Data under study:

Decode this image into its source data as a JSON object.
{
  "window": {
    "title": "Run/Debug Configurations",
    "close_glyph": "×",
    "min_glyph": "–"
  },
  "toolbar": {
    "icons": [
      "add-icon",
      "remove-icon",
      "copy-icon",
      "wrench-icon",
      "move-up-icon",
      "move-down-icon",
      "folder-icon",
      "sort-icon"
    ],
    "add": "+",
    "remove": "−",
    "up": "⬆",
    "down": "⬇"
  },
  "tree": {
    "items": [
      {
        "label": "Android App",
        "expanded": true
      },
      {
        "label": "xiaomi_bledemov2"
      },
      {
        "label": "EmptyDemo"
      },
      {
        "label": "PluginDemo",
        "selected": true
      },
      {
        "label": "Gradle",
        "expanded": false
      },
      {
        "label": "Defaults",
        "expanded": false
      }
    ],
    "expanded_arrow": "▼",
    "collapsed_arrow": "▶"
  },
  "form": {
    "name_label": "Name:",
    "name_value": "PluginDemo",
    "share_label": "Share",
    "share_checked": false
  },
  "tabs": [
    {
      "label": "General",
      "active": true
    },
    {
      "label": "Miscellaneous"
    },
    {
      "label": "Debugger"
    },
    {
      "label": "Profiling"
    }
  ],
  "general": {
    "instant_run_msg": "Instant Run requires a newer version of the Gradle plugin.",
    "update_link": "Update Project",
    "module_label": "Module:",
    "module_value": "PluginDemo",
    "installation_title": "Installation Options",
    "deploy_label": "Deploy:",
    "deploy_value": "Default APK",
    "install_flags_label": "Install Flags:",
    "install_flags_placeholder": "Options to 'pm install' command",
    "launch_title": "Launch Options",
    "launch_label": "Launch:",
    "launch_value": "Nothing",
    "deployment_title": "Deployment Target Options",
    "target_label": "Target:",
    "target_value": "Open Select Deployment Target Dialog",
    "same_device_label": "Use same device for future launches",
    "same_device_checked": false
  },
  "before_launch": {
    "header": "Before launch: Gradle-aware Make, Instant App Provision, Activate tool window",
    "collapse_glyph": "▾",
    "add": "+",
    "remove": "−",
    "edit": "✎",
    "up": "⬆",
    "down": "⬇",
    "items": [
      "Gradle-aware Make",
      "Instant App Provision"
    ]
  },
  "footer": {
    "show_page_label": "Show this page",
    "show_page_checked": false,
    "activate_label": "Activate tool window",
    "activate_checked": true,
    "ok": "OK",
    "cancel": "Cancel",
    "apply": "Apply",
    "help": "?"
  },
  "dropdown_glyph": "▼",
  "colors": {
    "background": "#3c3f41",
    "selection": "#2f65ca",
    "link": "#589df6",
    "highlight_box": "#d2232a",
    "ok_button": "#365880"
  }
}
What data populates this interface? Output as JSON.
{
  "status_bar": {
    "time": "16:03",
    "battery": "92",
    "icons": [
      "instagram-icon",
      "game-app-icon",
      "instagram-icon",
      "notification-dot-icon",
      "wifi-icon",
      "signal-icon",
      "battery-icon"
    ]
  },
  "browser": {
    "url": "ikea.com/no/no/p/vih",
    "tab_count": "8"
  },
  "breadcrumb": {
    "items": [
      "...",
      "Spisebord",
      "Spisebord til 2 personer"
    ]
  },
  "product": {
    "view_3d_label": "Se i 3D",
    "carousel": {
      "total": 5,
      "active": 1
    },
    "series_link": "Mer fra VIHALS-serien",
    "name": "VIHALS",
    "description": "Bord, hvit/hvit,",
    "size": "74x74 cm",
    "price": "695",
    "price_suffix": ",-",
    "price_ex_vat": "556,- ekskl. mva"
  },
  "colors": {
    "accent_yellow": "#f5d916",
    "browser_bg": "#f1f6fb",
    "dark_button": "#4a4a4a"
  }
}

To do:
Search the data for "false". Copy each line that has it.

Solved exercise:
        "expanded": false
        "expanded": false
    "share_checked": false
    "same_device_checked": false
    "show_page_checked": false,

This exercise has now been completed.